Jimenez said he placed more pressure on himself, knowing the ability of the opposing pitcher.
"You have to go out there and bring your 'A' game because he's really tough," Jimenez said. "I've seen him on TV, the guy is out there pitching well every time and giving his team a chance to win."
The lanky righty certainly held his own. There have been concerns about his fastball velocity in recent weeks, but Jimenez routinely touched 94 and 95 mph on the radar gun. He skillfully mixed his heater with an array of curveballs and sliders that constantly caught hitters off balance.
Jimenez has worked extra with pitching coach Scott Radinsky over the last two weeks, tweaking the front shoulder movement in his herky-jerky delivery to produce more torque and power.

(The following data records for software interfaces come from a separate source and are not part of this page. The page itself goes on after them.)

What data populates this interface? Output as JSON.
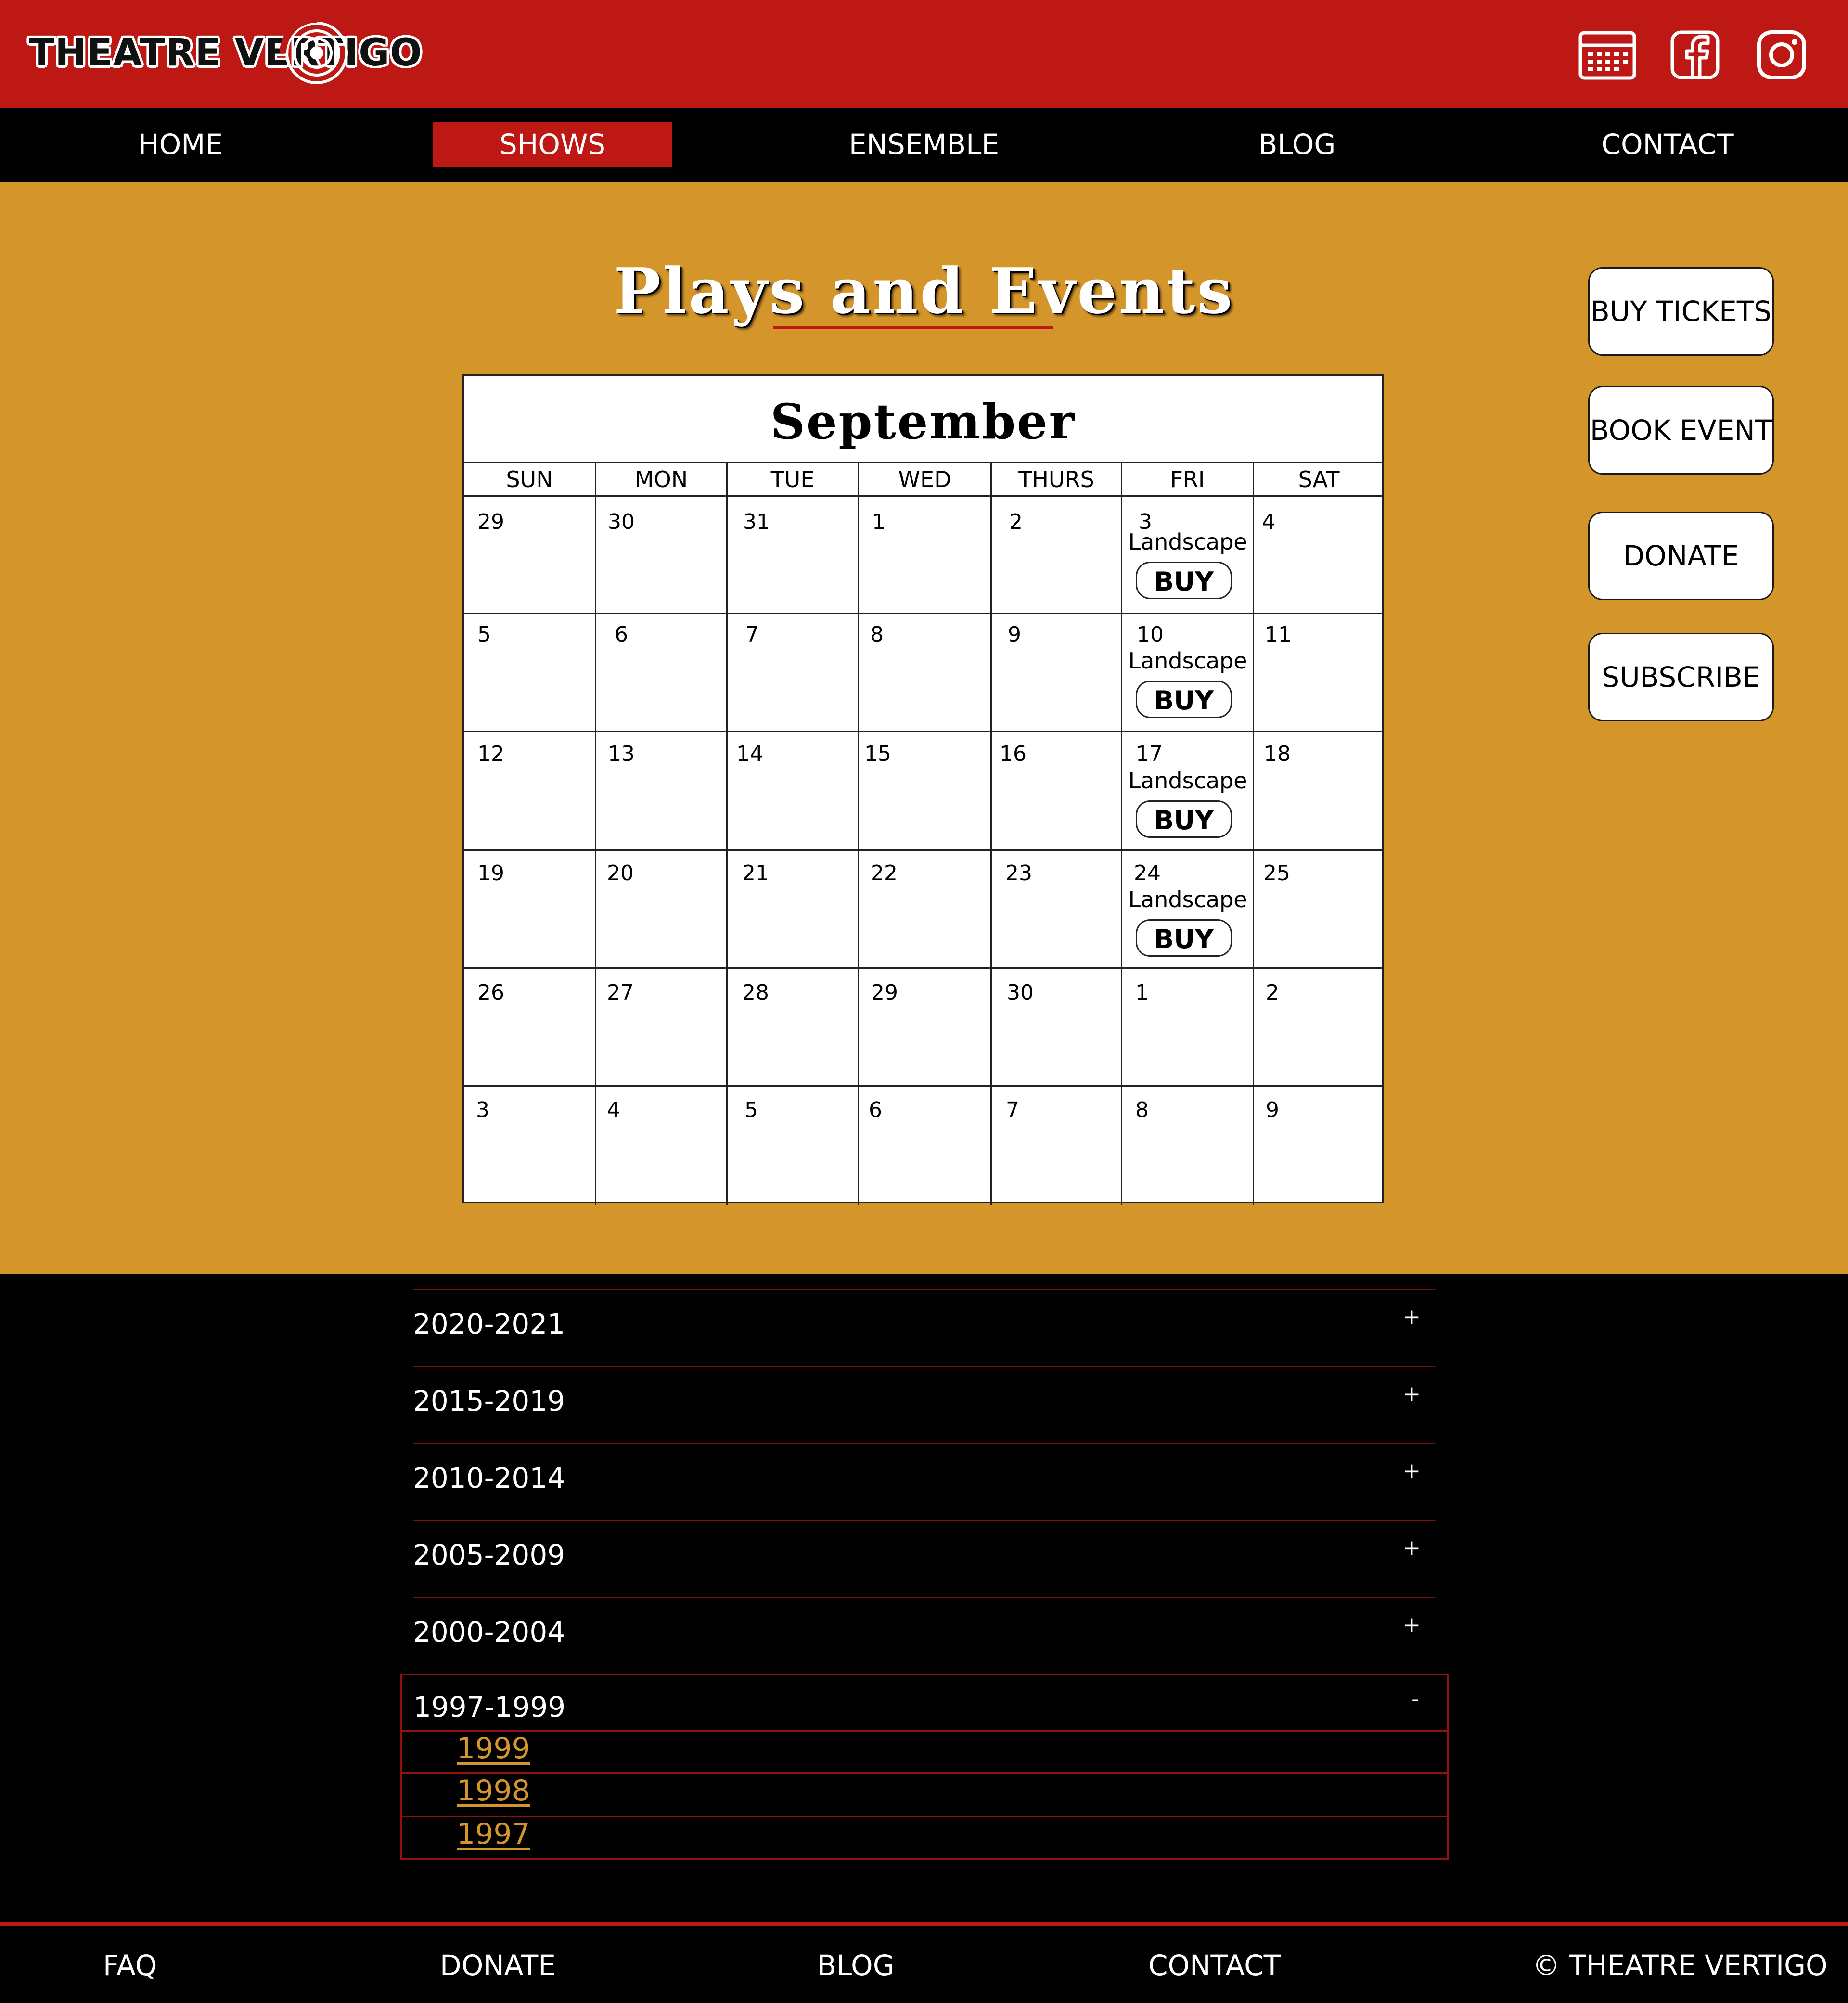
{
  "header": {
    "brand": "THEATRE VERTIGO",
    "icons": [
      "calendar-icon",
      "facebook-icon",
      "instagram-icon"
    ]
  },
  "nav": {
    "items": [
      {
        "label": "HOME",
        "active": false
      },
      {
        "label": "SHOWS",
        "active": true
      },
      {
        "label": "ENSEMBLE",
        "active": false
      },
      {
        "label": "BLOG",
        "active": false
      },
      {
        "label": "CONTACT",
        "active": false
      }
    ]
  },
  "main": {
    "title": "Plays and Events",
    "side_buttons": [
      "BUY TICKETS",
      "BOOK EVENT",
      "DONATE",
      "SUBSCRIBE"
    ]
  },
  "calendar": {
    "month": "September",
    "days_of_week": [
      "SUN",
      "MON",
      "TUE",
      "WED",
      "THURS",
      "FRI",
      "SAT"
    ],
    "weeks": [
      [
        "29",
        "30",
        "31",
        "1",
        "2",
        "3",
        "4"
      ],
      [
        "5",
        "6",
        "7",
        "8",
        "9",
        "10",
        "11"
      ],
      [
        "12",
        "13",
        "14",
        "15",
        "16",
        "17",
        "18"
      ],
      [
        "19",
        "20",
        "21",
        "22",
        "23",
        "24",
        "25"
      ],
      [
        "26",
        "27",
        "28",
        "29",
        "30",
        "1",
        "2"
      ],
      [
        "3",
        "4",
        "5",
        "6",
        "7",
        "8",
        "9"
      ]
    ],
    "events": [
      {
        "title": "Landscape",
        "button": "BUY"
      },
      {
        "title": "Landscape",
        "button": "BUY"
      },
      {
        "title": "Landscape",
        "button": "BUY"
      },
      {
        "title": "Landscape",
        "button": "BUY"
      }
    ]
  },
  "archive": {
    "sections": [
      {
        "label": "2020-2021",
        "toggle": "+"
      },
      {
        "label": "2015-2019",
        "toggle": "+"
      },
      {
        "label": "2010-2014",
        "toggle": "+"
      },
      {
        "label": "2005-2009",
        "toggle": "+"
      },
      {
        "label": "2000-2004",
        "toggle": "+"
      }
    ],
    "open_section": {
      "label": "1997-1999",
      "toggle": "-",
      "years": [
        "1999",
        "1998",
        "1997"
      ]
    }
  },
  "footer": {
    "items": [
      "FAQ",
      "DONATE",
      "BLOG",
      "CONTACT",
      "© THEATRE VERTIGO"
    ]
  },
  "colors": {
    "brand_red": "#be1814",
    "gold": "#d4952a",
    "black": "#000000",
    "white": "#ffffff"
  }
}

"It's still a work in progress," Jimenez said. "It's really hard to make adjustments, but hopefully everything comes together. ... Commanding all of my pitches, that was the main thing today. I was able to throw my slider, curve, changeup, everything for a strike."
That command seemed to come to Jimenez once Acta chipped in his two cents in the third inning.
"I wanted to make sure we were getting the right message across and be the judge in the middle," Acta said. "It was basically about pitch selection, and I thought he had better command of his breaking ball than his fastball. I went out there and said, 'Hey, whatever you can throw for strikes, go for it.'"
A consistent Jimenez could go a long way in solidifying Cleveland's rotation. After all, his effort on Sunday gave the Indians a quality start in all three games of the series, the first time an opponent has recorded three in one series against the Rangers this year.
"It's really impressive," Jimenez said. "It says a lot about our rotation. We're not scared to go out there and face any team. If we execute pitches, we're going to be able to get outs."